Hawaii's Own `Crossroads' Cuisine
BOSTON — JEAN-MARIE JOSSELIN frowns just a little at the subject of Hawaiian stereotypes. Tourists in flowered shirts and muumuus attending luaus, wearing plastic leis, and doing the hula. Little umbrellas in drinks. Lots of pineapple and coconut. Roasted pig and poi.
"I know that it's not all that, so it gives me a chance to explain to the people and to make them understand that yes, there is the pineapple, the little umbrella, and the pig, but there's so much more," he says.
Mr. Josselin is chef and owner of A Pacific Cafe in Kapaa, Kauai, the Hawaiian island northwest of Oahu. Born in France and educated at the Culinary School of Paris, he has embraced the foods of his adopted home of Hawaii and come up with a contemporary version of its cuisine. In addition to running a successful restaurant (another is on the way), he has come out with a colorful cookbook: "A Taste of Hawaii" (Stewart, Tabori & Chang: $35).

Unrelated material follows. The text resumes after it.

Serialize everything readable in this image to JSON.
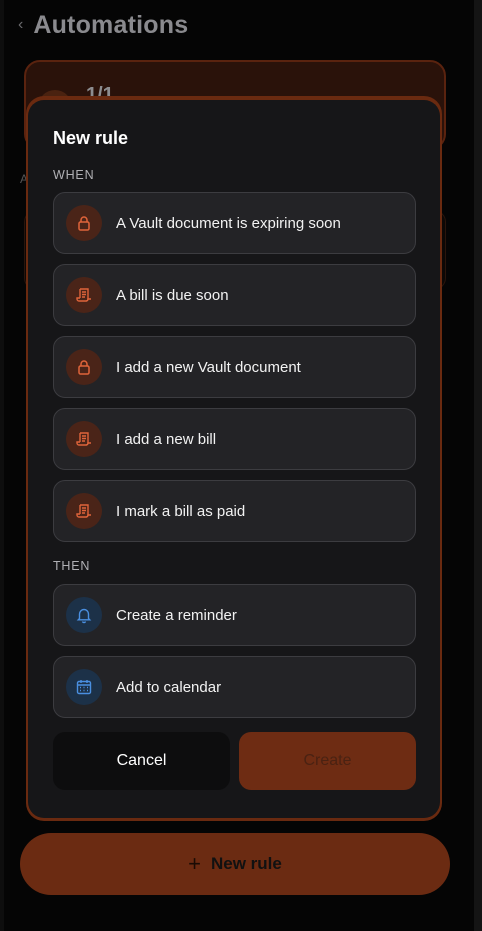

What a lot of people don't think about is that Hawaii is truly a "crossroads of the Pacific," says Josselin in French-accented English during a Monitor interview in Boston. Hawaii's geographic position has not only made it a vacation and food paradise (tropical fruits and vegetables, seafood), but also a home for many people from many countries. In addition to native Hawaiians, there are Chinese, Japanese, Filipinos, Koreans, Portuguese, "mainlanders," and others, says Josselin.
What this means for the culinary scene is a concentrated and still-simmering stew of food traditions. Different groups came to Hawaii and added their bit to the stewpot, and a distinct cuisine has evolved. "It was quite interesting to see people had created some kind of taste that was nowhere else," says Josselin, a jovial gentleman who seems almost as Hawaiian as he is French.
"Basically what happened along all these years is [that] people started to mix the different techniques and different tastes together without really any fears," he explains. People would meet at a luau (actually more of a picnic than the events tourists attend at hotels), for example, and exchange ideas. "Slowly, they kind of fused the cuisines together to what is Hawaii today," says Josselin.
The multifaceted, contemporary cuisine of Hawaii hasn't enjoyed much exposure because, like many "ethnic" cuisines, it has traditionally taken a back seat to haute cuisine - cuisines deemed refined by popular perception. Until about 10 years ago, the locals didn't really consider their food "cuisine," Josselin explains. "They never say, `Oh, come and taste my food,' they always say `Oh, it's local food, you aren't going to like it,' because maybe it's not sophisticated or maybe it's not what they think p eople want." But Josselin is brushing the sand off that type of thinking.
Although the description "Pacific Rim" might apply to Josselin's cookery, it is a label he tries to avoid. Nowadays it seems to connote a fad more than an ethnic cuisine, he says. So he and 13 other chefs in Hawaii got together to agree to use "Hawaiian Regional Cuisine."
But the cuisine of Hawaii encompasses more than certain foods and techniques, Josselin points out. He cites "island style," where much emphasis is put on outdoor cooking and entertaining, elegance and beauty, hospitality, family, and friends. "I think people have a lot of tradition. People go to church a lot, they go fishing, they spend time with their family," he says.
Josselin hopes that the contemporary cuisine he's helped bring to light will establish Hawaii in the culinary world and open people's eyes to a new way of cooking, one he describes as "intense" and "explosive," much like Hawaii's natural surroundings.
Part of his mission is to take some of the mystery out of the islands' food, such as the more than 70 species of bananas, hundreds of different kinds of avocados, fruits like lychee nuts, lilikoi, and others, says Josselin. Many find the names of native fish mysterious as well, he adds, such as mahi-mahi or opah.
"People ask `What is that?' " says the chef, laughing, then explains that it's the Hawaiian name for moonfish. "It's almost like you have to stretch your mouth to say it: `OH-pah.' "